Extract the information out of the XML file and display it in a field
Once we have the XML tree, the final step is to use revTalk's XML library to get the required information out of it. We use a series of calls to the XML library to extract each piece of information from the tree.
private command processPreferencesTree pTree # Extract the text color and text size preferences. These are simple nodes in the XML file, # we can get what is inside them using the revXMLNodeContents function # This function will return a string beginning with "xmlerr," if it fails, but we don't check this # here as we created the file and we know it won't fail. local tTextColor put revXMLNodeContents(pTree, "preferences/textColor") into tTextColor local tTextSize put revXMLNodeContents(pTree, "preferences/textSize") into tTextSize # Extract the introductory message preference. This node has an attribute. We extract the contents and the # attribute in two separate calls. The function revXMLAttribute allows us to read attributes from XML files, # its exactly the same as revXMLNodeContents, except that you also need to tell it which attribute you want. local tIntroMessage put revXMLNodeContents(pTree, "preferences/introMessage") into tIntroMessage local tIntroMessageSize put revXMLAttribute(pTree, "preferences/introMessage", "size") into tIntroMessageSize # Extract the recent documents list. This is a nested list of nodes, which could have any number of items. # First, we get a list of the recent documents, then we can loop through them and get each one in turn. # The revXMLChildNames function is useful for returning a list of nodes like this. The last parameter is important # as it tells the function to return a unique specifier for each node, allowing us to access them correctly.
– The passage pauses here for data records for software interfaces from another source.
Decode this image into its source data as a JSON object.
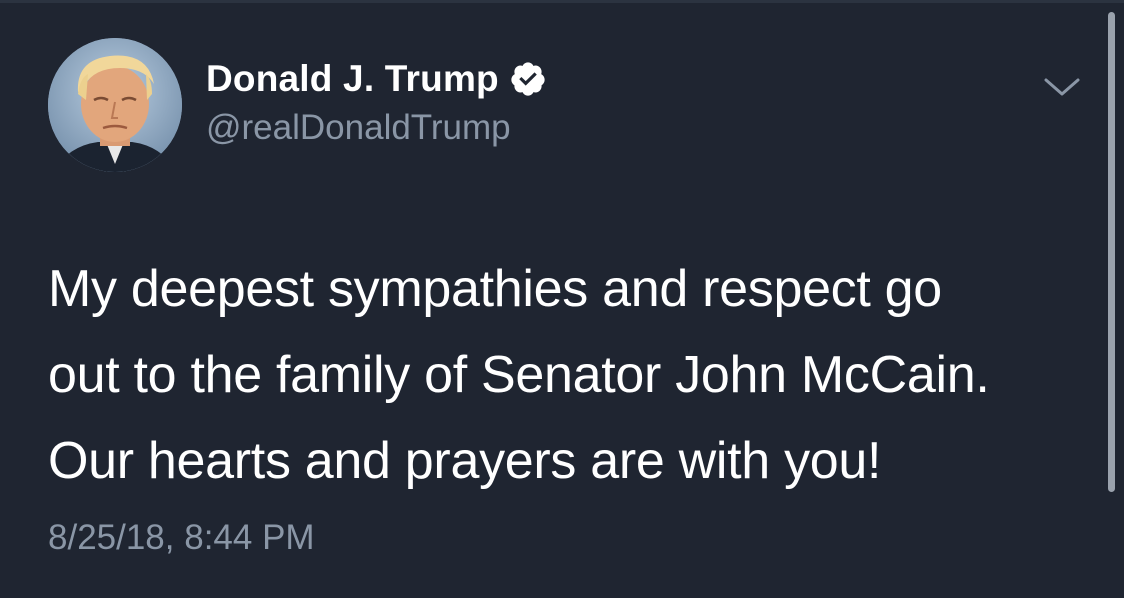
{
  "tweet": {
    "author": {
      "display_name": "Donald J. Trump",
      "handle": "@realDonaldTrump",
      "verified": true,
      "verified_icon": "verified-badge-icon",
      "avatar_icon": "profile-photo"
    },
    "text_lines": [
      "My deepest sympathies and respect go",
      "out to the family of Senator John McCain.",
      "Our hearts and prayers are with you!"
    ],
    "timestamp": "8/25/18, 8:44 PM",
    "menu_icon": "chevron-down-icon"
  },
  "colors": {
    "background": "#1f2531",
    "primary_text": "#ffffff",
    "secondary_text": "#8a96a6",
    "scrollbar": "#9aa2ad"
  }
}
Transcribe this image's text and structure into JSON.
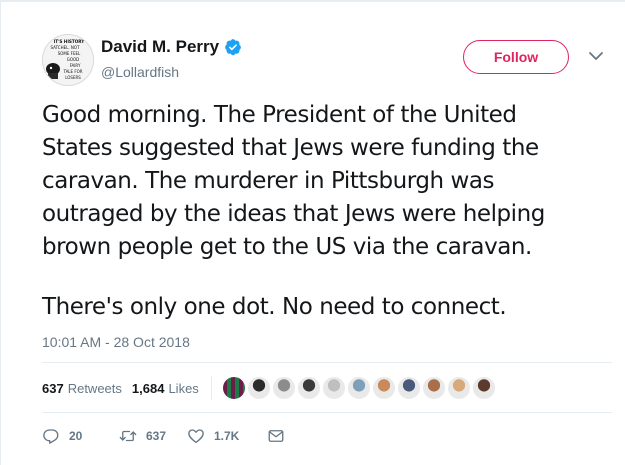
{
  "author": {
    "display_name": "David M. Perry",
    "handle": "@Lollardfish",
    "avatar_text": "IT'S HISTORY SATCHEL. NOT SOME FEEL GOOD FAIRY TALE FOR LOSERS",
    "verified": true
  },
  "follow_label": "Follow",
  "tweet": {
    "lines": [
      "Good morning. The President of the United",
      "States suggested that Jews were funding the",
      "caravan. The murderer in Pittsburgh was",
      "outraged by the ideas that Jews were helping",
      "brown people get to the US via the caravan."
    ],
    "closing_line": "There's only one dot. No need to connect."
  },
  "timestamp": "10:01 AM - 28 Oct 2018",
  "stats": {
    "retweets_count": "637",
    "retweets_label": "Retweets",
    "likes_count": "1,684",
    "likes_label": "Likes"
  },
  "likers": [
    {
      "name": "liker-1",
      "color": "#7a2a57"
    },
    {
      "name": "liker-2",
      "color": "#2b2b2b"
    },
    {
      "name": "liker-3",
      "color": "#8c8c8c"
    },
    {
      "name": "liker-4",
      "color": "#3a3a3a"
    },
    {
      "name": "liker-5",
      "color": "#bfbfbf"
    },
    {
      "name": "liker-6",
      "color": "#7f9fb8"
    },
    {
      "name": "liker-7",
      "color": "#c88a5b"
    },
    {
      "name": "liker-8",
      "color": "#4a5a7a"
    },
    {
      "name": "liker-9",
      "color": "#a86f4a"
    },
    {
      "name": "liker-10",
      "color": "#d8a97a"
    },
    {
      "name": "liker-11",
      "color": "#5c3b2e"
    }
  ],
  "actions": {
    "reply_count": "20",
    "retweet_count": "637",
    "like_count": "1.7K",
    "icons": [
      "reply-icon",
      "retweet-icon",
      "heart-icon",
      "direct-message-icon"
    ]
  },
  "colors": {
    "follow_accent": "#e0245e",
    "verified_blue": "#1da1f2",
    "secondary_text": "#657786"
  }
}
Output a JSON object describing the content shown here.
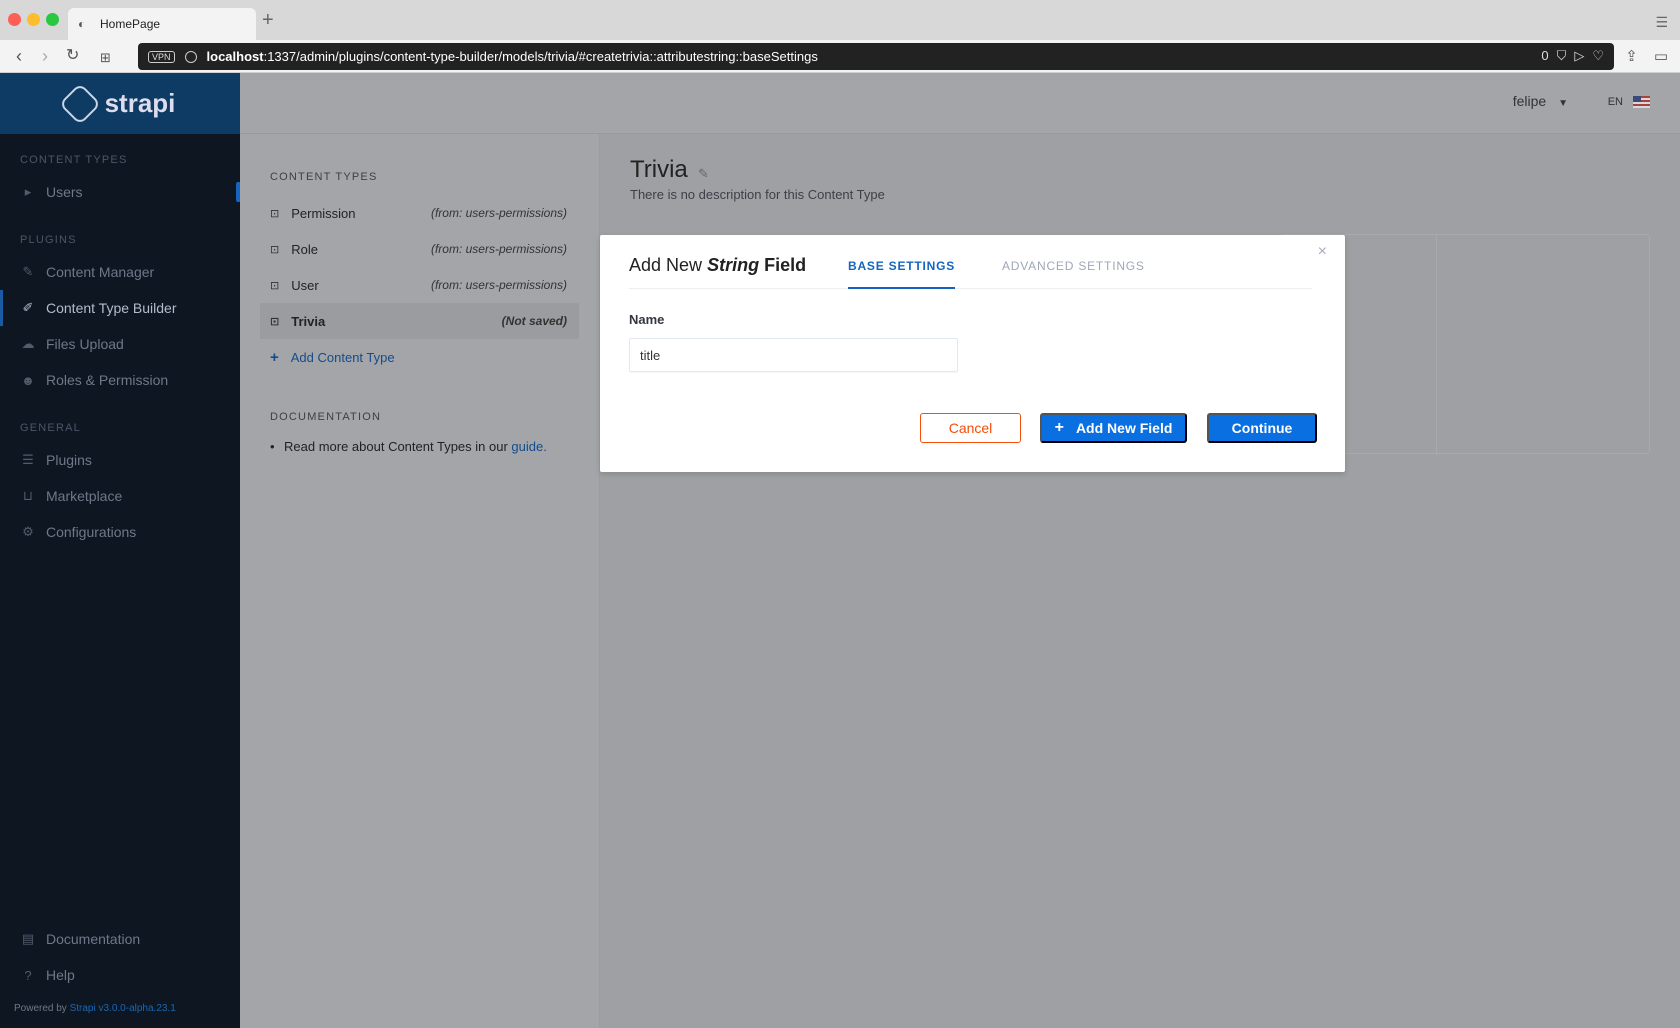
{
  "browser": {
    "tab_title": "HomePage",
    "vpn_label": "VPN",
    "url_host": "localhost",
    "url_rest": ":1337/admin/plugins/content-type-builder/models/trivia/#createtrivia::attributestring::baseSettings",
    "blocked_count": "0"
  },
  "sidebar": {
    "brand": "strapi",
    "content_types_label": "CONTENT TYPES",
    "content_types": [
      {
        "label": "Users"
      }
    ],
    "plugins_label": "PLUGINS",
    "plugins": [
      {
        "label": "Content Manager",
        "icon": "pencil-icon"
      },
      {
        "label": "Content Type Builder",
        "icon": "paint-brush-icon"
      },
      {
        "label": "Files Upload",
        "icon": "cloud-upload-icon"
      },
      {
        "label": "Roles & Permission",
        "icon": "users-icon"
      }
    ],
    "general_label": "GENERAL",
    "general": [
      {
        "label": "Plugins",
        "icon": "list-icon"
      },
      {
        "label": "Marketplace",
        "icon": "basket-icon"
      },
      {
        "label": "Configurations",
        "icon": "gear-icon"
      }
    ],
    "bottom": [
      {
        "label": "Documentation",
        "icon": "book-icon"
      },
      {
        "label": "Help",
        "icon": "question-icon"
      }
    ],
    "powered_by": "Powered by",
    "powered_link": "Strapi v3.0.0-alpha.23.1"
  },
  "topbar": {
    "user": "felipe",
    "lang": "EN"
  },
  "ct_panel": {
    "heading": "CONTENT TYPES",
    "items": [
      {
        "name": "Permission",
        "source": "(from: users-permissions)"
      },
      {
        "name": "Role",
        "source": "(from: users-permissions)"
      },
      {
        "name": "User",
        "source": "(from: users-permissions)"
      },
      {
        "name": "Trivia",
        "source": "(Not saved)"
      }
    ],
    "add_label": "Add Content Type",
    "doc_heading": "DOCUMENTATION",
    "doc_text": "Read more about Content Types in our",
    "doc_link": "guide."
  },
  "main": {
    "title": "Trivia",
    "description": "There is no description for this Content Type"
  },
  "modal": {
    "title_prefix": "Add New",
    "title_type": "String",
    "title_suffix": "Field",
    "tab_base": "BASE SETTINGS",
    "tab_advanced": "ADVANCED SETTINGS",
    "close": "×",
    "name_label": "Name",
    "name_value": "title",
    "cancel": "Cancel",
    "add_new_field": "Add New Field",
    "continue": "Continue"
  }
}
This will # look something like: # recentDocument # recentDocument # recentDocument local tRecentDocuments put revXMLChildNames(pTree, "preferences/recentDocuments", return, "recentDocument", true) into tRecentDocuments # To get each document, we just use revXMLNodeContents again. However here we concatentate the name of each node # with the path that all recent document nodes have in common, to get the complete path. local tListOfRecentDocuments repeat for each line tRecentDocument in tRecentDocuments put revXMLNodeContents(pTree, "preferences/recentDocuments/" & tRecentDocument) & return after tListOfRecentDocuments end repeat delete the last char of tListOfRecentDocuments # Now we output what we read from the file to see if it worked. local tOutput put "Text Color = " & tTextColor & return after tOutput put "Text Size = " & tTextSize & return after tOutput put return after tOutput put "Introductory Message (size: " & tIntroMessageSize & ") = " & return after tOutput put tIntroMessage & return & return after tOutput put "Recent Documents = " & return after tOutput put tListOfRecentDocuments after tOutput set the text of field "Information" to tOutput end processPreferencesTree